All seeds are hygroscopic, including those with physical dormancy once the seed coat has been chipped. This means that they automatically absorb or desorb moisture from the surrounding air by diffusion. If the seed contains more moisture than the surrounding air, the seed will lose water and become drier, and if the seed conatins less moisture then the air it will absorb water. Absorption or desorption of water occurs until the seed is in equilibrium with the surrounding air.

Poorly dried seeds can age rapidly

Slow gradual gain of moisture from the air by dry seeds can accelerate seed ageing and result in a rapid loss in seed viability. It is important then that dried seeds be kept dry.

Dry seeds can be frozen

Placing seeds in a 15% RH environment causes them to gradually dry down to approximately 15% RH. Not only does this maximise seed longevity while in storage, but it is also sufficiently dry enough for seeds to be stored at -20°C without harmful ice crystals forming and destroying delicate seed tissue.

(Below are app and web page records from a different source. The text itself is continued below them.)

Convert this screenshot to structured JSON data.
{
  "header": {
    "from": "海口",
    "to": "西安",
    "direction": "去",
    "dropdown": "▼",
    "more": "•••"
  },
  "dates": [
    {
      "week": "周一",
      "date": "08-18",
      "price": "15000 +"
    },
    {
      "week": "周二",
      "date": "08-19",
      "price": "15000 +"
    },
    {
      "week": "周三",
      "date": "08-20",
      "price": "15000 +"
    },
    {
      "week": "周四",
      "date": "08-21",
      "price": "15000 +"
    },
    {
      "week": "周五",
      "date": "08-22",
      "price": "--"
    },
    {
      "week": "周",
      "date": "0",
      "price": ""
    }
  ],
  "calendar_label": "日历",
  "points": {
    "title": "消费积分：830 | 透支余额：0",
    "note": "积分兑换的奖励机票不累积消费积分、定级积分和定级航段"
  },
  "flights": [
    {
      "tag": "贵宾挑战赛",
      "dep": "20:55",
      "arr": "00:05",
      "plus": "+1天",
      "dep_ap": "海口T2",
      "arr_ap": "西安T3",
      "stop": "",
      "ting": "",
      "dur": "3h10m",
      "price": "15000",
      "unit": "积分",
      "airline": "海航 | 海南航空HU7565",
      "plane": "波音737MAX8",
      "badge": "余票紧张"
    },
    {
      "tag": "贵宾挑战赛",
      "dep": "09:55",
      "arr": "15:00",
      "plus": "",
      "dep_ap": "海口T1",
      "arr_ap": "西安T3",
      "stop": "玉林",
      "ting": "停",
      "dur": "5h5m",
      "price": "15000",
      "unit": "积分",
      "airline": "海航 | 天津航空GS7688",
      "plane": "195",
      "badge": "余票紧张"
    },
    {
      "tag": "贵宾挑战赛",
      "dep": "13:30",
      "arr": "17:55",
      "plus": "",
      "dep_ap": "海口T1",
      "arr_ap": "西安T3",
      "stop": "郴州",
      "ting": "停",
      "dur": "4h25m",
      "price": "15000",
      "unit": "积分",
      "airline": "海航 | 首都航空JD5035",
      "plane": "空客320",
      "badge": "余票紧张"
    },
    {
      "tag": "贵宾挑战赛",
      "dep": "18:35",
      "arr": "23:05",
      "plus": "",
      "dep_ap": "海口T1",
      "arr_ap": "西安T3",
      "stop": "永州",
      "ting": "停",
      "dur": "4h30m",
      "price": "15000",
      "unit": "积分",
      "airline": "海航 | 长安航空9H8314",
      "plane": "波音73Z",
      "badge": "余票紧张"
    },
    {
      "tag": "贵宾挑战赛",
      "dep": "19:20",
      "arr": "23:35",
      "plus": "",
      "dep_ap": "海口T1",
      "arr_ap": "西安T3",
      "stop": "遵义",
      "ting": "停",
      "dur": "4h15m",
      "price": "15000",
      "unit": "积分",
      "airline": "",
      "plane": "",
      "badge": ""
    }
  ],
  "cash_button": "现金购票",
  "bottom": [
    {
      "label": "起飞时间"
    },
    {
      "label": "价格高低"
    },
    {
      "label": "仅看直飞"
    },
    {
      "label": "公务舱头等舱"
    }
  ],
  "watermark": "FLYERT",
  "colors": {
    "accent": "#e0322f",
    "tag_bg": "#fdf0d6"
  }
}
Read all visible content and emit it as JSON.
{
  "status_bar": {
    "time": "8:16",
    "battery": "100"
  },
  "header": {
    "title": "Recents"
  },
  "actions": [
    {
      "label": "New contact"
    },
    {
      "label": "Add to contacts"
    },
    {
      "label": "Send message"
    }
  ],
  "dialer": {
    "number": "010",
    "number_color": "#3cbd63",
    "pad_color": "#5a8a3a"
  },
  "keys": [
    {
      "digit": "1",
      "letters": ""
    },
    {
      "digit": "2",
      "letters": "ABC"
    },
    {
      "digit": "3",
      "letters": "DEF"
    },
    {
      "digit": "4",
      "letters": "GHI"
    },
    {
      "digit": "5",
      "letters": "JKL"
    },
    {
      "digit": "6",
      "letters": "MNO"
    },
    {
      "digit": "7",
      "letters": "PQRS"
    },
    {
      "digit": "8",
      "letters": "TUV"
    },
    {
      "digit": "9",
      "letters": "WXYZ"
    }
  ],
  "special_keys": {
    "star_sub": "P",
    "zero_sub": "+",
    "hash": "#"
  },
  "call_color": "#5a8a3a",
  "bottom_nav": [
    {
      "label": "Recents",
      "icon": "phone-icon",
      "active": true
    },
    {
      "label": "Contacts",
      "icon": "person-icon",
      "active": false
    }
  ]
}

Cleaning up collections

Figure 4. Cleaning seed

Figure 4. Seed Bank coordinator James Wood supervising the cleaning of Spyridium parviflorum (Rhamnaceae) with volunteer Lorraine Cotter.

Cleaning of dry seeds takes place as soon as possible and has two main aims:

  1. To reduce collection bulk as much as possible (e.g. surplus plant material and large bulky seed covering structures are removed).
  2. To remove empty or infested seeds (this significantly improves the quality of the collection and also improves the longevity of the collection in storage).
Shaking of capsules is often all that is necessary to obtain a good clean seed collection. In some cases, the infrutescence (the fruiting stage of an inflorescence) may need to be crushed in a sieve to free seeds. Removal of debris or empty and infested seed is normally tackled using a seed aspirator. This piece of equipment winnows seed material, separating heavy and light material.

The cleaning process can significantly increase the overall viability and longevity of a seed collection, if carried out correctly. During the cleaning process, seed samples are regularly examined for quality and to determine when an optimal end point in the cleaning process has been reached.

Once dry, cleaning a seed collection can take anywhere between 10 minutes to 60+ hours to complete, but the majority of collections can be processed within 1-2 hours. Meanwhile seeds are continually stored at 15°C and 15% RH in preparation for banking at -20°C.

At the TSCC, dedicated volunteers help prepare seed collections for banking (fig. 4).


References:

  1. Probert RJ. 2003. Seed viability under ambient conditions and the importance of drying. In: Seed Conservation. Turning Science into Practice. RD Smith, JB Dickie, SH Linington, HW Pritchard and RJ Probert, eds. Royal Botanic Gardens Kew, 337-365.
  2. Roberts EH and Ellis RH. 1989. Water and seed survival. Annals of Botany 63: 39-52.